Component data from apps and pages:
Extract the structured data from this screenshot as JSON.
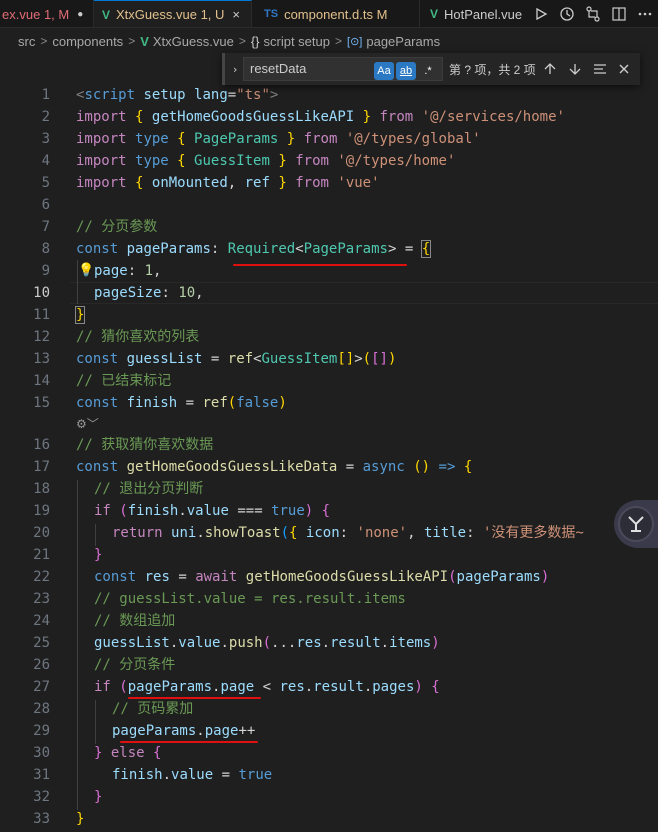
{
  "tabs": [
    {
      "name": "ex.vue",
      "status": "1, M",
      "modified_dot": "●",
      "color": "#e06c75"
    },
    {
      "name": "XtxGuess.vue",
      "status": "1, U",
      "close": "×",
      "color": "#e2c08d",
      "icon": "V"
    },
    {
      "name": "component.d.ts",
      "status": "M",
      "color": "#e2c08d",
      "icon": "TS"
    },
    {
      "name": "HotPanel.vue",
      "icon": "V"
    }
  ],
  "breadcrumb": {
    "items": [
      "src",
      "components",
      "XtxGuess.vue",
      "script setup",
      "pageParams"
    ],
    "separator": ">"
  },
  "find": {
    "value": "resetData",
    "options": [
      "Aa",
      "ab",
      ".*"
    ],
    "result": "第 ? 项，共 2 项"
  },
  "editor": {
    "current_line": 10,
    "codelens_glyph": "⚙︎﹀",
    "lines": [
      {
        "n": "1"
      },
      {
        "n": "2"
      },
      {
        "n": "3"
      },
      {
        "n": "4"
      },
      {
        "n": "5"
      },
      {
        "n": "6"
      },
      {
        "n": "7"
      },
      {
        "n": "8"
      },
      {
        "n": "9"
      },
      {
        "n": "10"
      },
      {
        "n": "11"
      },
      {
        "n": "12"
      },
      {
        "n": "13"
      },
      {
        "n": "14"
      },
      {
        "n": "15"
      },
      {
        "n": "16"
      },
      {
        "n": "17"
      },
      {
        "n": "18"
      },
      {
        "n": "19"
      },
      {
        "n": "20"
      },
      {
        "n": "21"
      },
      {
        "n": "22"
      },
      {
        "n": "23"
      },
      {
        "n": "24"
      },
      {
        "n": "25"
      },
      {
        "n": "26"
      },
      {
        "n": "27"
      },
      {
        "n": "28"
      },
      {
        "n": "29"
      },
      {
        "n": "30"
      },
      {
        "n": "31"
      },
      {
        "n": "32"
      },
      {
        "n": "33"
      }
    ],
    "code": {
      "l1_tag": "script",
      "l1_attr1": "setup",
      "l1_attr2": "lang",
      "l1_val": "\"ts\"",
      "import": "import",
      "from": "from",
      "type": "type",
      "const": "const",
      "await": "await",
      "async": "async",
      "l2_name": "getHomeGoodsGuessLikeAPI",
      "l2_path": "'@/services/home'",
      "l3_name": "PageParams",
      "l3_path": "'@/types/global'",
      "l4_name": "GuessItem",
      "l4_path": "'@/types/home'",
      "l5_name1": "onMounted",
      "l5_name2": "ref",
      "l5_path": "'vue'",
      "l7_comment": "// 分页参数",
      "l8_var": "pageParams",
      "l8_req": "Required",
      "l8_type": "PageParams",
      "l9_key": "page",
      "l9_val": "1",
      "l10_key": "pageSize",
      "l10_val": "10",
      "l12_comment": "// 猜你喜欢的列表",
      "l13_var": "guessList",
      "l13_fn": "ref",
      "l13_type": "GuessItem",
      "l14_comment": "// 已结束标记",
      "l15_var": "finish",
      "l15_fn": "ref",
      "l15_val": "false",
      "l16_comment": "// 获取猜你喜欢数据",
      "l17_var": "getHomeGoodsGuessLikeData",
      "l18_comment": "// 退出分页判断",
      "if": "if",
      "l19_obj": "finish",
      "l19_prop": "value",
      "l19_val": "true",
      "return": "return",
      "l20_obj": "uni",
      "l20_fn": "showToast",
      "l20_k1": "icon",
      "l20_v1": "'none'",
      "l20_k2": "title",
      "l20_v2": "'没有更多数据~",
      "l22_var": "res",
      "l22_fn": "getHomeGoodsGuessLikeAPI",
      "l22_arg": "pageParams",
      "l23_comment": "// guessList.value = res.result.items",
      "l24_comment": "// 数组追加",
      "l25_a": "guessList",
      "l25_b": "value",
      "l25_fn": "push",
      "l25_c": "res",
      "l25_d": "result",
      "l25_e": "items",
      "l26_comment": "// 分页条件",
      "l27_a": "pageParams",
      "l27_b": "page",
      "l27_c": "res",
      "l27_d": "result",
      "l27_e": "pages",
      "l28_comment": "// 页码累加",
      "l29_a": "pageParams",
      "l29_b": "page",
      "else": "else",
      "l31_a": "finish",
      "l31_b": "value",
      "l31_val": "true"
    }
  },
  "colors": {
    "accent": "#0078d4",
    "annotation_red": "#e01010"
  }
}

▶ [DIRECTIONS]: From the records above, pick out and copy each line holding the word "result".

▶ [SOLUTION TO THE EXERCISE]:
    "result": "第 ? 项，共 2 项"
      "l23_comment": "// guessList.value = res.result.items",
      "l25_d": "result",
      "l27_d": "result",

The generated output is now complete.